After over a hundred years of strikes and protests, the working man’s efforts to create an eight hour work day finally culminate in the Supreme Court’s approval of the Adamson Act—but not without a brutal fight. Only after the Railroad brotherhood threatens a strike which would stalemate war production does President Woodrow Wilson finally request Congress to pass legislation. Read more about it!
The information in this guide focuses on primary source materials found in the digitized historic newspapers from the digital collection Chronicling America.
The timeline below highlights important dates related to this topic and a section of this guide provides some suggested search strategies for further research in the collection.
|Fall 1915||Railroad brotherhoods adopt a resolution to demand an 8 hour work day and time and a half for overtime.|

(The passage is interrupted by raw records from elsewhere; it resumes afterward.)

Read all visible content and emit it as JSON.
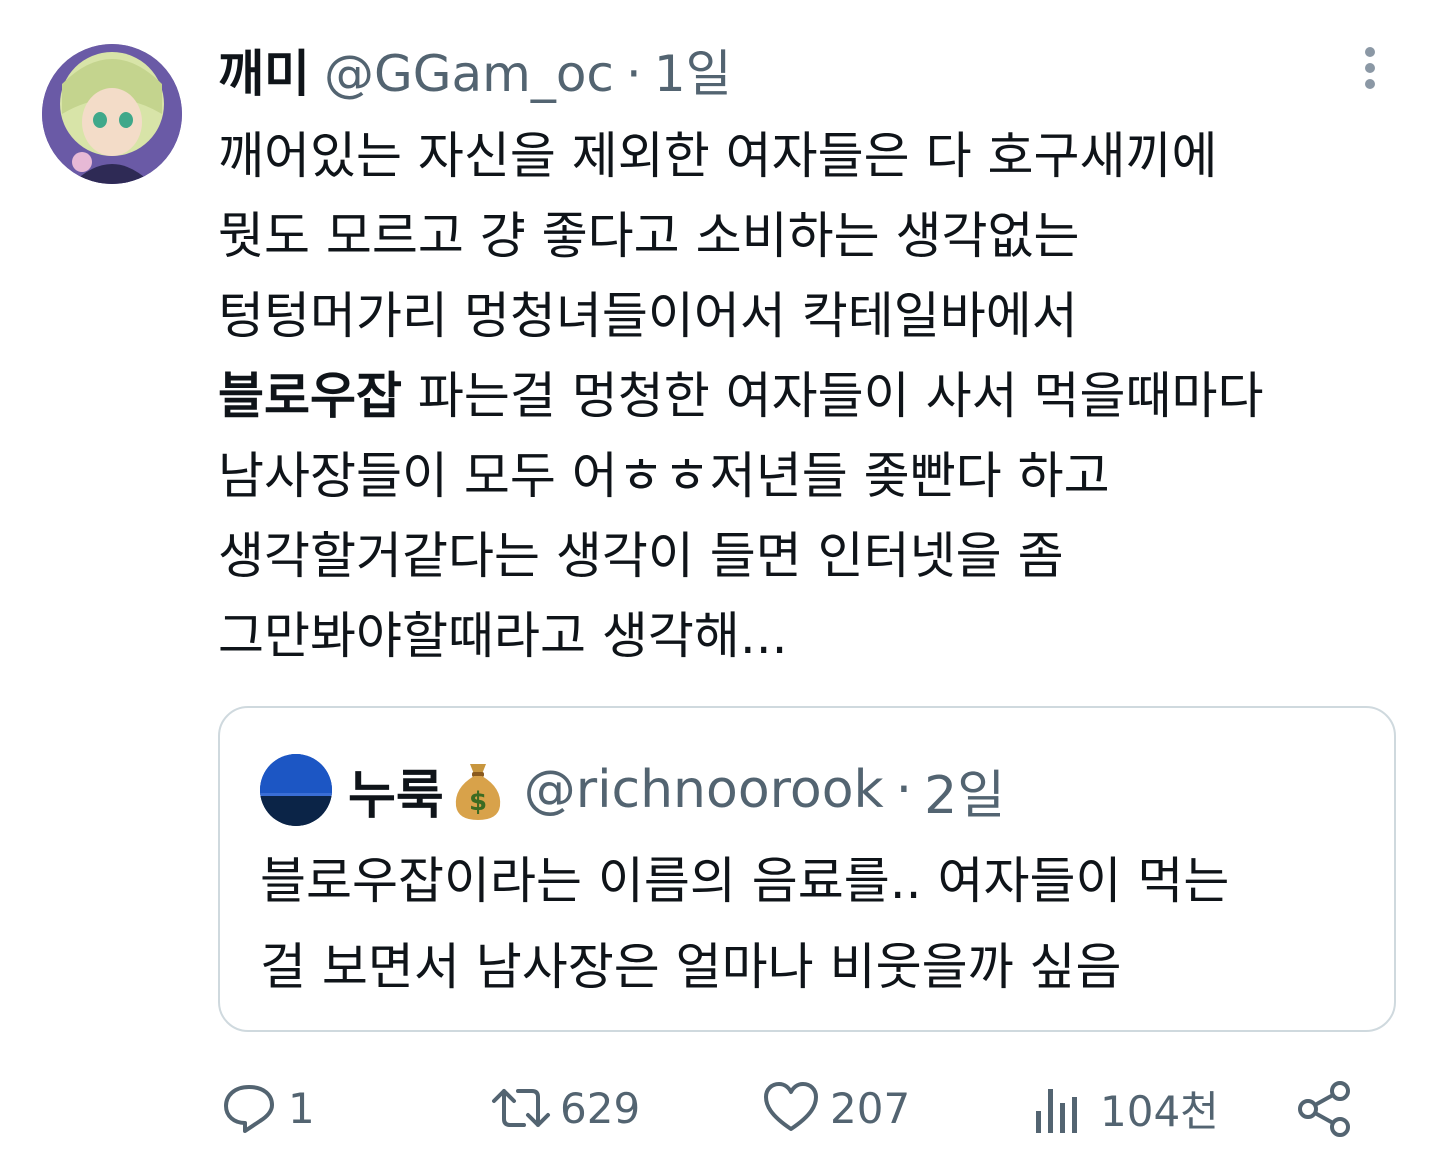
{
  "tweet": {
    "author": {
      "display_name": "깨미",
      "handle": "@GGam_oc",
      "time": "1일",
      "separator": "·"
    },
    "text_lines": [
      {
        "bold": "",
        "rest": "깨어있는 자신을 제외한 여자들은 다 호구새끼에"
      },
      {
        "bold": "",
        "rest": "뭣도 모르고 걍 좋다고 소비하는 생각없는"
      },
      {
        "bold": "",
        "rest": "텅텅머가리 멍청녀들이어서 칵테일바에서"
      },
      {
        "bold": "블로우잡",
        "rest": " 파는걸 멍청한 여자들이 사서 먹을때마다"
      },
      {
        "bold": "",
        "rest": "남사장들이 모두 어ㅎㅎ저년들 좆빤다 하고"
      },
      {
        "bold": "",
        "rest": "생각할거같다는 생각이 들면 인터넷을 좀"
      },
      {
        "bold": "",
        "rest": "그만봐야할때라고 생각해..."
      }
    ]
  },
  "quote": {
    "author": {
      "display_name": "누룩",
      "emoji_icon": "money-bag-icon",
      "handle": "@richnoorook",
      "time": "2일",
      "separator": "·"
    },
    "text_lines": [
      "블로우잡이라는 이름의 음료를.. 여자들이 먹는",
      "걸 보면서 남사장은 얼마나 비웃을까 싶음"
    ]
  },
  "actions": {
    "reply": {
      "icon": "reply-icon",
      "count": "1"
    },
    "retweet": {
      "icon": "retweet-icon",
      "count": "629"
    },
    "like": {
      "icon": "heart-icon",
      "count": "207"
    },
    "views": {
      "icon": "analytics-icon",
      "count": "104천"
    },
    "share": {
      "icon": "share-icon"
    }
  },
  "colors": {
    "text_primary": "#0f1419",
    "text_secondary": "#536471",
    "border": "#cfd9de"
  }
}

|March 1916||Railroad brotherhoods submit proposal for 8 hour work day to the railroads.|
|Mid-June 1916||Railroad companies reject the railroad brotherhoods proposals. The railroad brotherhoods set a strike deadline of September 4, 1916.|
|August 1916||Woodrow Wilson wanting to avoid a railroad strike that would affect war preparedness tries to mediate a compromise. Failing to reach an amicable resolution for both sides on 28 August 1916 Wilson requests Congress to pass legislation granting an 8 hour work day for railroad workers.|
|September 3, 1916||To avoid a railroad strike Congress passes a federal law establishing an 8 hour work day for interstate railroad workers and time and a half for overtime.|
|January 8-10, 1917||Supreme Court hears arguments in Wilson v. New, the case the railroad companies brought challenging the constitutionality of the Adamson Act.|
|March 19, 1917||Railroads agree to provisions of the Adamson Act to avoid a nationwide strike. The Supreme Court rules on Wilson v. New 5 to 4 declaring the Adamson Act constitutional|